__EXERCISE GOAL__: The answer must consist of every line from the entries below that contains the word "http".

__DATA TO EXAMINE__:
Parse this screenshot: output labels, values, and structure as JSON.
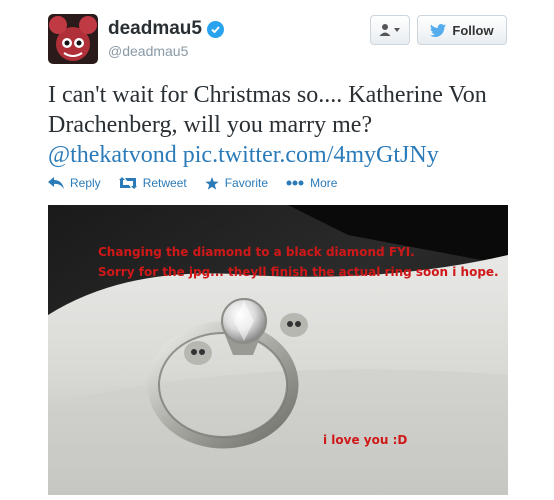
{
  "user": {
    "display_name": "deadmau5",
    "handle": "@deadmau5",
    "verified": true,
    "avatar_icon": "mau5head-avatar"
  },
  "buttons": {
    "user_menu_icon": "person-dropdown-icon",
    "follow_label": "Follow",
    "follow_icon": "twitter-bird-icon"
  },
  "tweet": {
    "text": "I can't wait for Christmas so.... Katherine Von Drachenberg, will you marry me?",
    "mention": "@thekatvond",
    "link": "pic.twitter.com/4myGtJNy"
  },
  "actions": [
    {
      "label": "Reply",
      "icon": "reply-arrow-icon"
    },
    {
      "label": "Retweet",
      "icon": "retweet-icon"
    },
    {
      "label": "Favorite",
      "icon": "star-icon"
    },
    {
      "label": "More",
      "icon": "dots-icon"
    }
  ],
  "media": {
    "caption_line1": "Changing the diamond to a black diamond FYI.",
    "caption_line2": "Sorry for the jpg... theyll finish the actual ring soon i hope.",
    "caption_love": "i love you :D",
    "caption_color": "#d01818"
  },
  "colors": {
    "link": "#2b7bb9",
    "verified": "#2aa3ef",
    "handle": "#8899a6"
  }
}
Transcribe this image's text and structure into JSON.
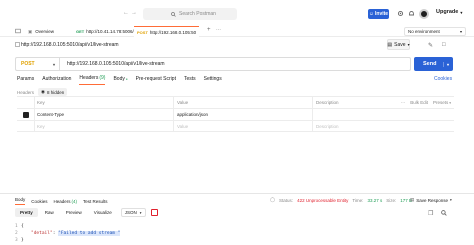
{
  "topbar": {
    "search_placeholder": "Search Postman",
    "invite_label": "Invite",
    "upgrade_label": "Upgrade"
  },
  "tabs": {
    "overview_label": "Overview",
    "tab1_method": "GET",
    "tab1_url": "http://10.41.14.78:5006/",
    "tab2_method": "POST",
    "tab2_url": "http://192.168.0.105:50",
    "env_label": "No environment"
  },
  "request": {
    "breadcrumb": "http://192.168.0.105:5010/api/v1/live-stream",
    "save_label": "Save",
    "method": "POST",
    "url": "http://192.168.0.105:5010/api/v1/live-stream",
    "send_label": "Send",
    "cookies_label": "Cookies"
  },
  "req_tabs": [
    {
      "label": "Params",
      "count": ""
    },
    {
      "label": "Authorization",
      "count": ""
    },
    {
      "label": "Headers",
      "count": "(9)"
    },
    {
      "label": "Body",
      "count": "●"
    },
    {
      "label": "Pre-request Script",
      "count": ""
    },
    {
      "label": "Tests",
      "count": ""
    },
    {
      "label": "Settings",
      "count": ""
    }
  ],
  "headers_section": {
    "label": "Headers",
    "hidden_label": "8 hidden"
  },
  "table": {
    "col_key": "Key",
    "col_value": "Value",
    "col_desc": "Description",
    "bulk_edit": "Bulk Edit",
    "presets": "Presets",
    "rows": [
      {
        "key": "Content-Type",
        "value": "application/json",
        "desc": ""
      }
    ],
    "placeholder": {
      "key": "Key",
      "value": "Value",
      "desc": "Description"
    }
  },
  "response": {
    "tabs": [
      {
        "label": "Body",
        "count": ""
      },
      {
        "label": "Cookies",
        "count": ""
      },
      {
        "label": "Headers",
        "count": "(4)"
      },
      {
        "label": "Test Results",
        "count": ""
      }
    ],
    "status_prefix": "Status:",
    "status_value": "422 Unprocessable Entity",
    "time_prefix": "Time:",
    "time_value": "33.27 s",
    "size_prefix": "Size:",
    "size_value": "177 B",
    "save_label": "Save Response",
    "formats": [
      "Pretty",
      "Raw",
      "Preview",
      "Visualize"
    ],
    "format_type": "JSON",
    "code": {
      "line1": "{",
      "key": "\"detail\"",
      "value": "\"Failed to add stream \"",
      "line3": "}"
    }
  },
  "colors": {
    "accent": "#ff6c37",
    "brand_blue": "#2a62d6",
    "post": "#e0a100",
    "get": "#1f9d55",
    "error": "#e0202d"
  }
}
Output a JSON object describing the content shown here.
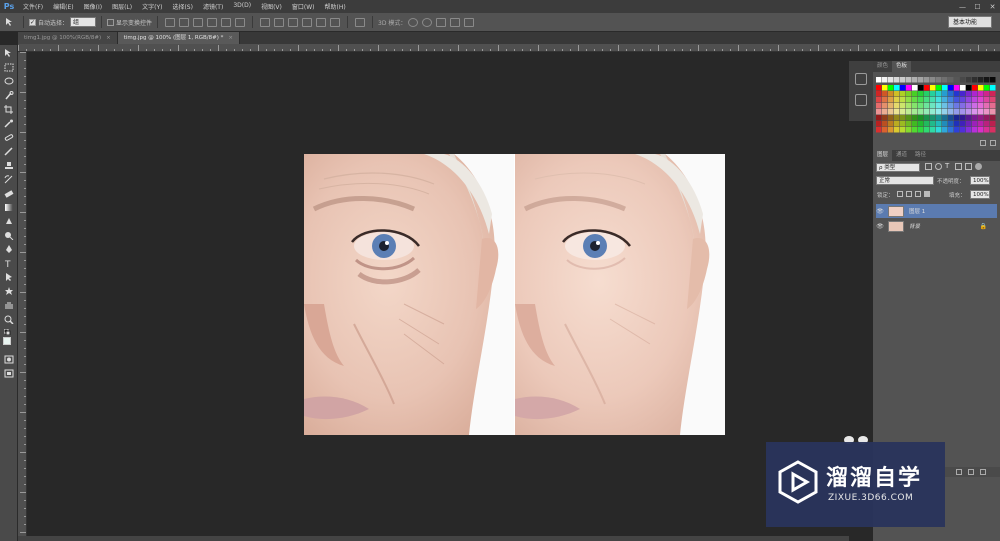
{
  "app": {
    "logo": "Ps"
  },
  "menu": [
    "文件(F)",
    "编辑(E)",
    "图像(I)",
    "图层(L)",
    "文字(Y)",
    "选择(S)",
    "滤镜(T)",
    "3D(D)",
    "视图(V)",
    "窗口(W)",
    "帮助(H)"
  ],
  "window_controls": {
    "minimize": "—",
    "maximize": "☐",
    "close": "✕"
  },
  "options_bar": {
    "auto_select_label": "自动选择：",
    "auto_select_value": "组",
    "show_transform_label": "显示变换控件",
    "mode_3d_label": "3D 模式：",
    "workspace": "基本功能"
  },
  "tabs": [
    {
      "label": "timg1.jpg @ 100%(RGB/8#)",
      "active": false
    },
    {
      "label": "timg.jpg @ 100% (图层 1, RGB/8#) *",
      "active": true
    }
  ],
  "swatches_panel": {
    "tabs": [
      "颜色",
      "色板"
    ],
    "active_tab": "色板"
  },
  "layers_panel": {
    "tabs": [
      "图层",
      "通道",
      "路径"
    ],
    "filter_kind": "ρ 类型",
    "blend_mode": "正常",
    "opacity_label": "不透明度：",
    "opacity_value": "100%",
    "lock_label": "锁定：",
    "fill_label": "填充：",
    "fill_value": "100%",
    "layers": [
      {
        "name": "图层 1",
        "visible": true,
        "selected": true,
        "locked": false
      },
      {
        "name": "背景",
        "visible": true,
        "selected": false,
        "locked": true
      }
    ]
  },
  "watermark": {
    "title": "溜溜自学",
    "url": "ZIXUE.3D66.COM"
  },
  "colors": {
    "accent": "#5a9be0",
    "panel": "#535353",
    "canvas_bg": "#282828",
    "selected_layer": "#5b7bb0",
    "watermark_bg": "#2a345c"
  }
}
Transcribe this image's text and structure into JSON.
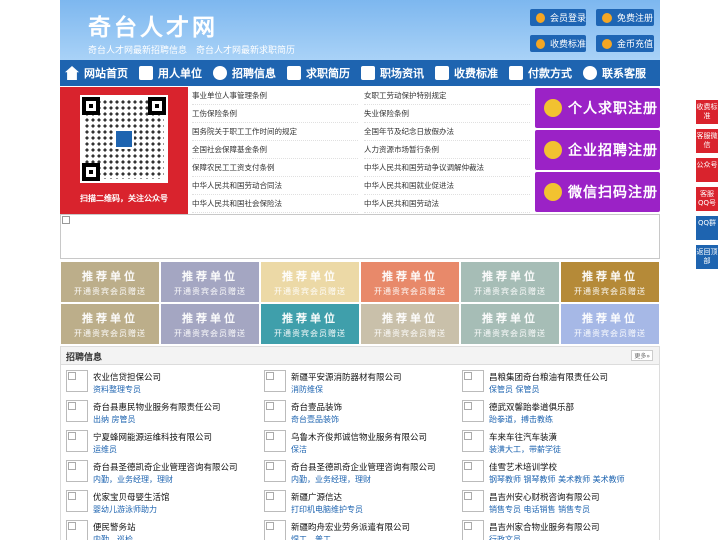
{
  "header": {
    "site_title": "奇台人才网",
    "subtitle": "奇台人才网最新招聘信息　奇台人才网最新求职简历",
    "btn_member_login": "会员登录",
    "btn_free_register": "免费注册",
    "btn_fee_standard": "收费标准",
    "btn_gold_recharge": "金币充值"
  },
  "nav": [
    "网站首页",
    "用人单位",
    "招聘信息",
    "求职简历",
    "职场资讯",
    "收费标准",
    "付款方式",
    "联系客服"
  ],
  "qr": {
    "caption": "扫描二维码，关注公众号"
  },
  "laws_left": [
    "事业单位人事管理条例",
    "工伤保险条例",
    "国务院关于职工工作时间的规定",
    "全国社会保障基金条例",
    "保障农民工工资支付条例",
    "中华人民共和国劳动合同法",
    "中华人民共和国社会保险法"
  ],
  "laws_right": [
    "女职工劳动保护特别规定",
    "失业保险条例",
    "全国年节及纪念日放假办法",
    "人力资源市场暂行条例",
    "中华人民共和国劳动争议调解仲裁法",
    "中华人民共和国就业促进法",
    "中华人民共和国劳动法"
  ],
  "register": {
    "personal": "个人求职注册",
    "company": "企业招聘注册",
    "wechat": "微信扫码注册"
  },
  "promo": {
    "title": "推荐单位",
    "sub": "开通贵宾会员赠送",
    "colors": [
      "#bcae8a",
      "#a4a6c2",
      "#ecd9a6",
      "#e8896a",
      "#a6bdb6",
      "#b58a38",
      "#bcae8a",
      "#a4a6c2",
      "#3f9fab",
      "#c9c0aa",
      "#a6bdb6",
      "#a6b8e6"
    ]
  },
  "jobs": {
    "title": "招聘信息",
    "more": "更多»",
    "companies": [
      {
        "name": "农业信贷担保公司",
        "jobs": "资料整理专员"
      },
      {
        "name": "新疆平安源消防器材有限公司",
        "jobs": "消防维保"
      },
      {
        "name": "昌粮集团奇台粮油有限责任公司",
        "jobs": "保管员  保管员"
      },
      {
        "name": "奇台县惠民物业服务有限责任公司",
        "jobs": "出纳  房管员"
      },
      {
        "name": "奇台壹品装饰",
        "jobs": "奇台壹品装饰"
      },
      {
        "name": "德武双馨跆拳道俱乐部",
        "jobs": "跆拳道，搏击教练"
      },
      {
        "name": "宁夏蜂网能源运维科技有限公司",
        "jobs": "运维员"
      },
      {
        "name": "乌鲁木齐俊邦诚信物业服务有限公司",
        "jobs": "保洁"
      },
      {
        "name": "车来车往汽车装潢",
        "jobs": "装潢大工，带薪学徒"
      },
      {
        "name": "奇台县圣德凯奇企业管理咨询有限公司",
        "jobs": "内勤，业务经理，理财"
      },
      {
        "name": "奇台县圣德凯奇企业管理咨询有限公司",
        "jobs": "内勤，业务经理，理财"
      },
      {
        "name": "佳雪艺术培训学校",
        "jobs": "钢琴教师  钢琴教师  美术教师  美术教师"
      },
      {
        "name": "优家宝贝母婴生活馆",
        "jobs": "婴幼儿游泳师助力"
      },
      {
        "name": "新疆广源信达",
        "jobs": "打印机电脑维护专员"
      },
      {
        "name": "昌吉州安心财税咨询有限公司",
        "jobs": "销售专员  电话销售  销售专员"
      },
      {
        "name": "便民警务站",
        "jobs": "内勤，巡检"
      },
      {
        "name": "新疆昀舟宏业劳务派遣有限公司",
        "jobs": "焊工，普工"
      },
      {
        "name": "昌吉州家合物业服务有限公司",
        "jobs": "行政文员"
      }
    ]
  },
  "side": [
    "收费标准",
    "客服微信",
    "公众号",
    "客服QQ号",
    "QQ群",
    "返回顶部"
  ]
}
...
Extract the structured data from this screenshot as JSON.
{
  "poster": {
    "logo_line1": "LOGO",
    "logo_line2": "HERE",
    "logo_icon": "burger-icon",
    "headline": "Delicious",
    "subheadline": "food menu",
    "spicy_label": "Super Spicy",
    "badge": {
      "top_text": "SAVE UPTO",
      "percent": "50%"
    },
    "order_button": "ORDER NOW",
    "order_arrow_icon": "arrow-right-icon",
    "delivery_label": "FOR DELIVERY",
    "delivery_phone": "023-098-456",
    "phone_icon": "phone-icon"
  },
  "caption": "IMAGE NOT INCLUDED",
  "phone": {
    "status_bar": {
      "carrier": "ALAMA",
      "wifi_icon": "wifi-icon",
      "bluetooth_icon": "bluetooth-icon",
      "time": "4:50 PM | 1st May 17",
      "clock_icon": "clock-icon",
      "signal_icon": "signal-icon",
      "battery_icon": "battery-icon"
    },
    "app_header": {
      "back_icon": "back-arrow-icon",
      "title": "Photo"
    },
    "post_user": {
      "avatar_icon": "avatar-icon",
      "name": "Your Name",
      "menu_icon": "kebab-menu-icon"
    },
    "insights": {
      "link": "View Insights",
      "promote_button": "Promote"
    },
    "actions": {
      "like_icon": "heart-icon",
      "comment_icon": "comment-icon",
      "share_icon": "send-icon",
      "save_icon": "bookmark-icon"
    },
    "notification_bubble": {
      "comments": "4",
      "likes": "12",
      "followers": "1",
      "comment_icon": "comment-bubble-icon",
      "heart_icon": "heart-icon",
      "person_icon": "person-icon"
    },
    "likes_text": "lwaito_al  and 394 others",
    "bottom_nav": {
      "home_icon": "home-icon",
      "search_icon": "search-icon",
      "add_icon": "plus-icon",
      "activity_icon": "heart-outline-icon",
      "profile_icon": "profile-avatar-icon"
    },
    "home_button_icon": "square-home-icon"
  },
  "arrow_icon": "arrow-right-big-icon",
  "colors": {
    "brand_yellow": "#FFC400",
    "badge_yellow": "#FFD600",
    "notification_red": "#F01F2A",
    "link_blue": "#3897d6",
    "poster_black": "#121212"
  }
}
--
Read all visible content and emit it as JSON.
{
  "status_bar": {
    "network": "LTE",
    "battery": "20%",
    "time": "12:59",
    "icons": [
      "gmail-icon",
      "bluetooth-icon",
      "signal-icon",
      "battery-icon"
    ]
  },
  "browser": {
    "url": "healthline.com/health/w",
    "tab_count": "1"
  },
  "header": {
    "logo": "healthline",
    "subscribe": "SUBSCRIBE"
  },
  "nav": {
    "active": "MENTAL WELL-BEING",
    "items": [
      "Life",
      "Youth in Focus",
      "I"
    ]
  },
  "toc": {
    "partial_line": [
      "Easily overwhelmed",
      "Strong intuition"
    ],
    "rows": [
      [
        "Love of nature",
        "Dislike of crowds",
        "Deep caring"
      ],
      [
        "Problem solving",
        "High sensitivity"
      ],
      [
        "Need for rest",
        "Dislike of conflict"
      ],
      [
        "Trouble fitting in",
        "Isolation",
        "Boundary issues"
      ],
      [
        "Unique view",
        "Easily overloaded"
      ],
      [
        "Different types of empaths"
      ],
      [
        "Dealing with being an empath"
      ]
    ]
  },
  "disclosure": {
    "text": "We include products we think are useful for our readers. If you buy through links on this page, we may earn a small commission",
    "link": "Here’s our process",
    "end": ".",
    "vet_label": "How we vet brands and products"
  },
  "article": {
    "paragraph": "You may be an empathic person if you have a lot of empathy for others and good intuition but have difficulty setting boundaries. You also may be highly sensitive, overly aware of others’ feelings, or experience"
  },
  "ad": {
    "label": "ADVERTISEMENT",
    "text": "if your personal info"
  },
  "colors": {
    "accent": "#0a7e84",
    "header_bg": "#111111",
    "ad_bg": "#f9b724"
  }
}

__ANSWER TO THE EXERCISE__:
    "tab1_url": "http://10.41.14.78:5006/",
    "tab2_url": "http://192.168.0.105:50",
    "breadcrumb": "http://192.168.0.105:5010/api/v1/live-stream",
    "url": "http://192.168.0.105:5010/api/v1/live-stream",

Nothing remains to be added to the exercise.